■ PROBLEM DESCRIPTION
Show each line in the listing below that contains the word "data".
[EXTRACTED RECORDS]
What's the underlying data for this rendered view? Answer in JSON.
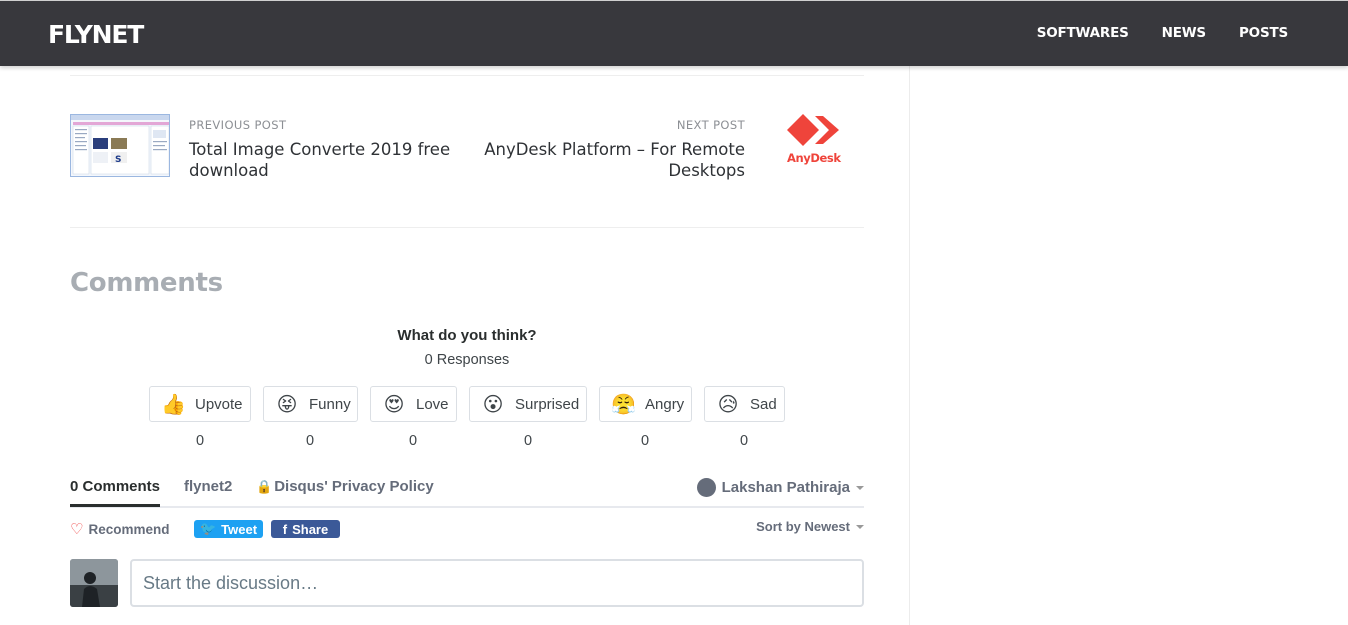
{
  "header": {
    "logo": "FLYNET",
    "nav": [
      "SOFTWARES",
      "NEWS",
      "POSTS"
    ]
  },
  "post_nav": {
    "previous": {
      "kicker": "PREVIOUS POST",
      "title": "Total Image Converte 2019 free download"
    },
    "next": {
      "kicker": "NEXT POST",
      "title": "AnyDesk Platform – For Remote Desktops",
      "logo_text": "AnyDesk"
    }
  },
  "comments": {
    "heading": "Comments",
    "prompt": "What do you think?",
    "responses": "0 Responses",
    "reactions": [
      {
        "label": "Upvote",
        "emoji": "👍",
        "count": "0"
      },
      {
        "label": "Funny",
        "emoji": "😝",
        "count": "0"
      },
      {
        "label": "Love",
        "emoji": "😍",
        "count": "0"
      },
      {
        "label": "Surprised",
        "emoji": "😮",
        "count": "0"
      },
      {
        "label": "Angry",
        "emoji": "😤",
        "count": "0"
      },
      {
        "label": "Sad",
        "emoji": "😥",
        "count": "0"
      }
    ]
  },
  "disqus": {
    "tabs": {
      "comments": "0 Comments",
      "community": "flynet2",
      "privacy": "Disqus' Privacy Policy"
    },
    "user": "Lakshan Pathiraja",
    "recommend": "Recommend",
    "tweet": "Tweet",
    "share": "Share",
    "sort": "Sort by Newest",
    "input_placeholder": "Start the discussion…"
  },
  "colors": {
    "header_bg": "#38383d",
    "anydesk_red": "#ef443b",
    "tweet_blue": "#1da1f2",
    "facebook_blue": "#3b5998"
  }
}
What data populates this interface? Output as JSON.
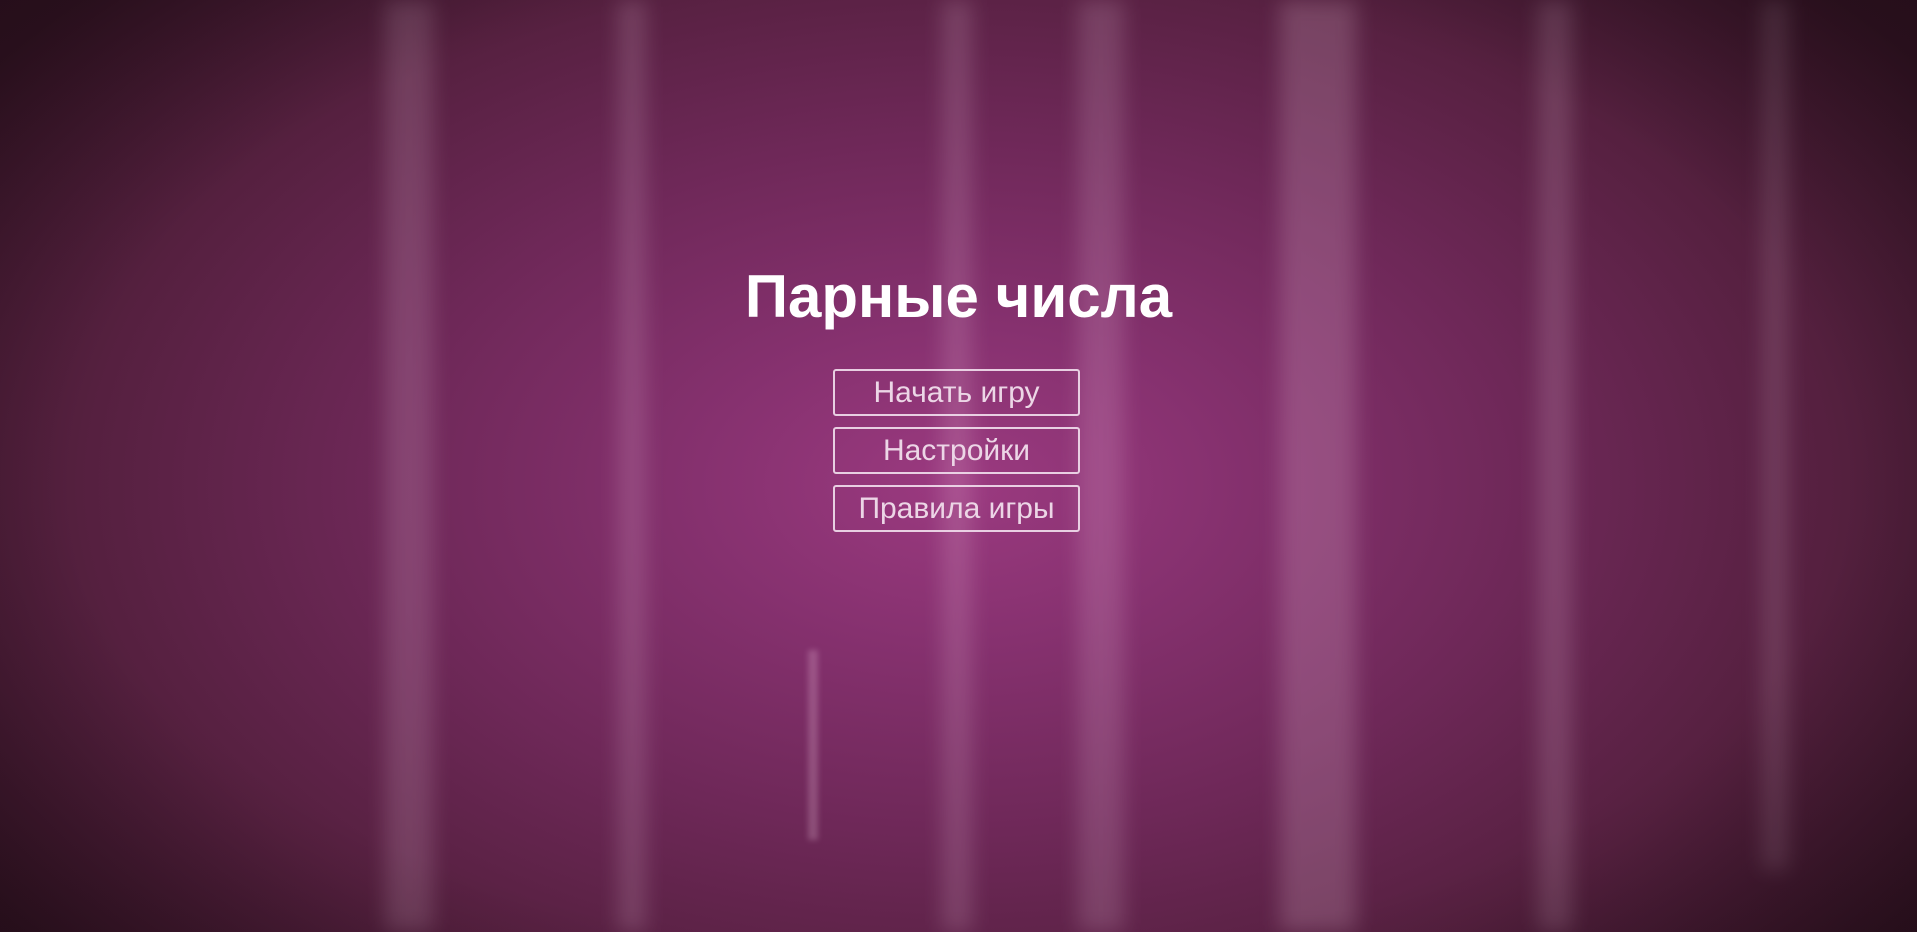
{
  "background": {
    "accent_color": "#9b3a80",
    "edge_color": "#2e1220"
  },
  "menu": {
    "title": "Парные числа",
    "buttons": {
      "start_label": "Начать игру",
      "settings_label": "Настройки",
      "rules_label": "Правила игры"
    }
  }
}
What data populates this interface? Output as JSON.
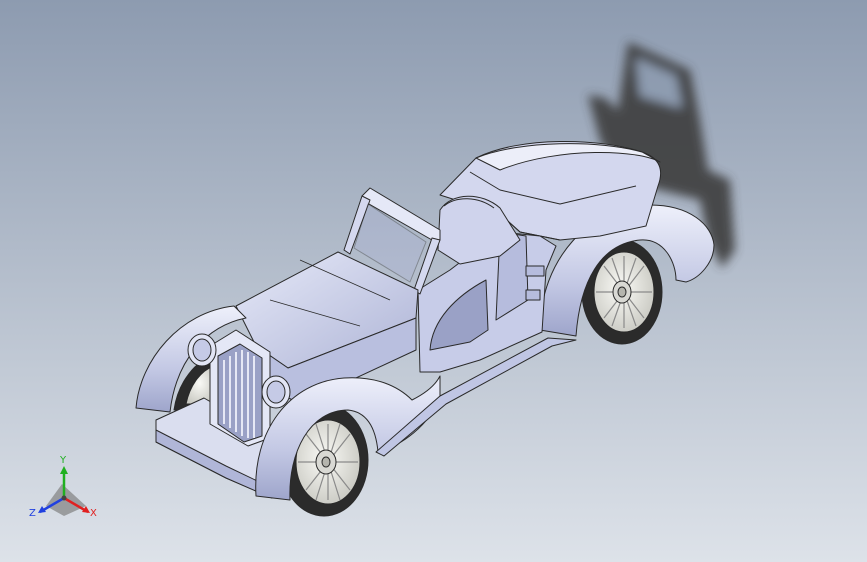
{
  "viewport": {
    "background_top": "#8d9bb0",
    "background_bottom": "#dde2e9",
    "model": "vintage-roadster"
  },
  "view_triad": {
    "x_label": "X",
    "y_label": "Y",
    "z_label": "Z",
    "x_color": "#e02020",
    "y_color": "#20b020",
    "z_color": "#2040e0"
  },
  "colors": {
    "body_light": "#d8dcf0",
    "body_mid": "#bcc2e0",
    "body_dark": "#9aa1c6",
    "edge": "#2a2a2a",
    "tire": "#2b2b2b",
    "rim": "#e4e4e0",
    "shadow": "#3d3d3d"
  }
}
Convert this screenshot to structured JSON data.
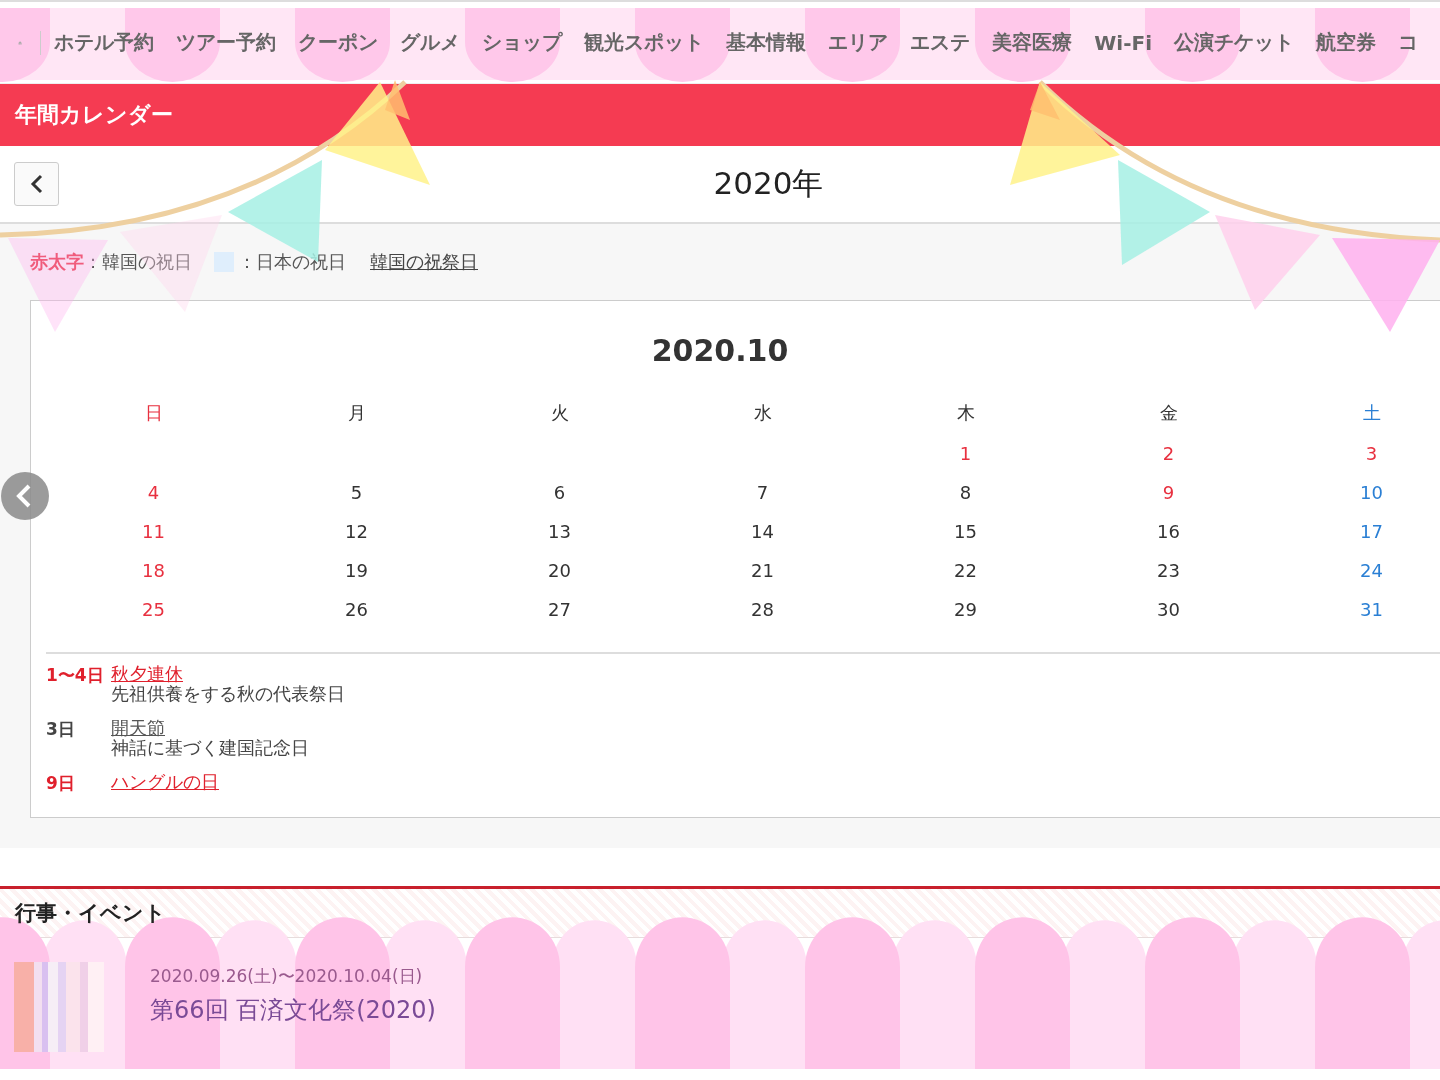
{
  "nav": {
    "items": [
      "ホテル予約",
      "ツアー予約",
      "クーポン",
      "グルメ",
      "ショップ",
      "観光スポット",
      "基本情報",
      "エリア",
      "エステ",
      "美容医療",
      "Wi-Fi",
      "公演チケット",
      "航空券",
      "コ"
    ]
  },
  "page_title": "年間カレンダー",
  "year": "2020年",
  "legend": {
    "red_label": "赤太字",
    "red_text": "：韓国の祝日",
    "japan_text": "：日本の祝日",
    "link": "韓国の祝祭日"
  },
  "calendar": {
    "title": "2020.10",
    "weekdays": [
      {
        "label": "日",
        "kind": "sunday"
      },
      {
        "label": "月",
        "kind": "weekday"
      },
      {
        "label": "火",
        "kind": "weekday"
      },
      {
        "label": "水",
        "kind": "weekday"
      },
      {
        "label": "木",
        "kind": "weekday"
      },
      {
        "label": "金",
        "kind": "weekday"
      },
      {
        "label": "土",
        "kind": "saturday"
      }
    ],
    "weeks": [
      [
        {
          "day": "1",
          "kind": "holiday"
        },
        {
          "day": "2",
          "kind": "holiday"
        },
        {
          "day": "3",
          "kind": "holiday"
        }
      ],
      [
        {
          "day": "4",
          "kind": "sunday"
        },
        {
          "day": "5",
          "kind": "weekday"
        },
        {
          "day": "6",
          "kind": "weekday"
        },
        {
          "day": "7",
          "kind": "weekday"
        },
        {
          "day": "8",
          "kind": "weekday"
        },
        {
          "day": "9",
          "kind": "holiday"
        },
        {
          "day": "10",
          "kind": "saturday"
        }
      ],
      [
        {
          "day": "11",
          "kind": "sunday"
        },
        {
          "day": "12",
          "kind": "weekday"
        },
        {
          "day": "13",
          "kind": "weekday"
        },
        {
          "day": "14",
          "kind": "weekday"
        },
        {
          "day": "15",
          "kind": "weekday"
        },
        {
          "day": "16",
          "kind": "weekday"
        },
        {
          "day": "17",
          "kind": "saturday"
        }
      ],
      [
        {
          "day": "18",
          "kind": "sunday"
        },
        {
          "day": "19",
          "kind": "weekday"
        },
        {
          "day": "20",
          "kind": "weekday"
        },
        {
          "day": "21",
          "kind": "weekday"
        },
        {
          "day": "22",
          "kind": "weekday"
        },
        {
          "day": "23",
          "kind": "weekday"
        },
        {
          "day": "24",
          "kind": "saturday"
        }
      ],
      [
        {
          "day": "25",
          "kind": "sunday"
        },
        {
          "day": "26",
          "kind": "weekday"
        },
        {
          "day": "27",
          "kind": "weekday"
        },
        {
          "day": "28",
          "kind": "weekday"
        },
        {
          "day": "29",
          "kind": "weekday"
        },
        {
          "day": "30",
          "kind": "weekday"
        },
        {
          "day": "31",
          "kind": "saturday"
        }
      ]
    ]
  },
  "holidays": [
    {
      "date": "1〜4日",
      "kind": "korean",
      "title": "秋夕連休",
      "note": "先祖供養をする秋の代表祭日"
    },
    {
      "date": "3日",
      "kind": "other",
      "title": "開天節",
      "note": "神話に基づく建国記念日"
    },
    {
      "date": "9日",
      "kind": "korean",
      "title": "ハングルの日"
    }
  ],
  "event_section": {
    "title": "行事・イベント",
    "items": [
      {
        "date": "2020.09.26(土)〜2020.10.04(日)",
        "title": "第66回 百済文化祭(2020)"
      }
    ]
  }
}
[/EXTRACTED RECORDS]
■ ANSWER FOR THE TASK
What's the underlying data for this rendered view? Answer in JSON.
What data populates this interface? Output as JSON.
What data populates this interface? Output as JSON.
Convert this screenshot to structured JSON data.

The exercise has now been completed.